**Exercise instructions**
Search the data for the string "Login时" and copy each line where it turns up.

**Excerpts from an interface dataset**
---

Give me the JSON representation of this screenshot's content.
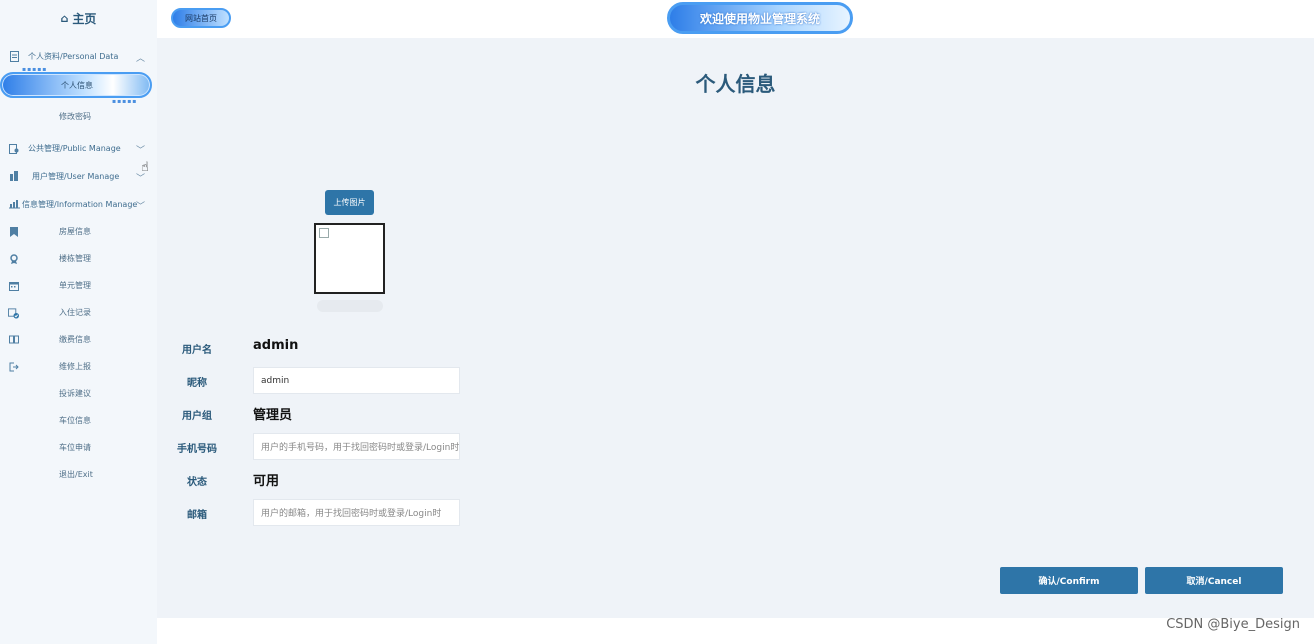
{
  "sidebar": {
    "home": "主页",
    "groups": [
      {
        "label": "个人资料/Personal Data",
        "icon": "document-icon"
      },
      {
        "label": "公共管理/Public Manage",
        "icon": "clipboard-icon"
      },
      {
        "label": "用户管理/User Manage",
        "icon": "building-icon"
      },
      {
        "label": "信息管理/Information Manage",
        "icon": "chart-icon"
      }
    ],
    "personal_items": [
      "个人信息",
      "修改密码"
    ],
    "info_items": [
      {
        "label": "房屋信息",
        "icon": "bookmark-icon"
      },
      {
        "label": "楼栋管理",
        "icon": "badge-icon"
      },
      {
        "label": "单元管理",
        "icon": "calendar-icon"
      },
      {
        "label": "入住记录",
        "icon": "calendar-check-icon"
      },
      {
        "label": "缴费信息",
        "icon": "book-icon"
      },
      {
        "label": "维修上报",
        "icon": "logout-icon"
      },
      {
        "label": "投诉建议",
        "icon": ""
      },
      {
        "label": "车位信息",
        "icon": ""
      },
      {
        "label": "车位申请",
        "icon": ""
      },
      {
        "label": "退出/Exit",
        "icon": ""
      }
    ]
  },
  "topbar": {
    "site_home": "网站首页",
    "welcome": "欢迎使用物业管理系统"
  },
  "main": {
    "title": "个人信息",
    "upload_button": "上传图片",
    "fields": {
      "username_label": "用户名",
      "username_value": "admin",
      "nickname_label": "昵称",
      "nickname_value": "admin",
      "group_label": "用户组",
      "group_value": "管理员",
      "phone_label": "手机号码",
      "phone_placeholder": "用户的手机号码，用于找回密码时或登录/Login时",
      "status_label": "状态",
      "status_value": "可用",
      "email_label": "邮箱",
      "email_placeholder": "用户的邮箱，用于找回密码时或登录/Login时"
    },
    "confirm_button": "确认/Confirm",
    "cancel_button": "取消/Cancel"
  },
  "watermark": "CSDN @Biye_Design"
}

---

**Response box**
      "phone_placeholder": "用户的手机号码，用于找回密码时或登录/Login时",
      "email_placeholder": "用户的邮箱，用于找回密码时或登录/Login时"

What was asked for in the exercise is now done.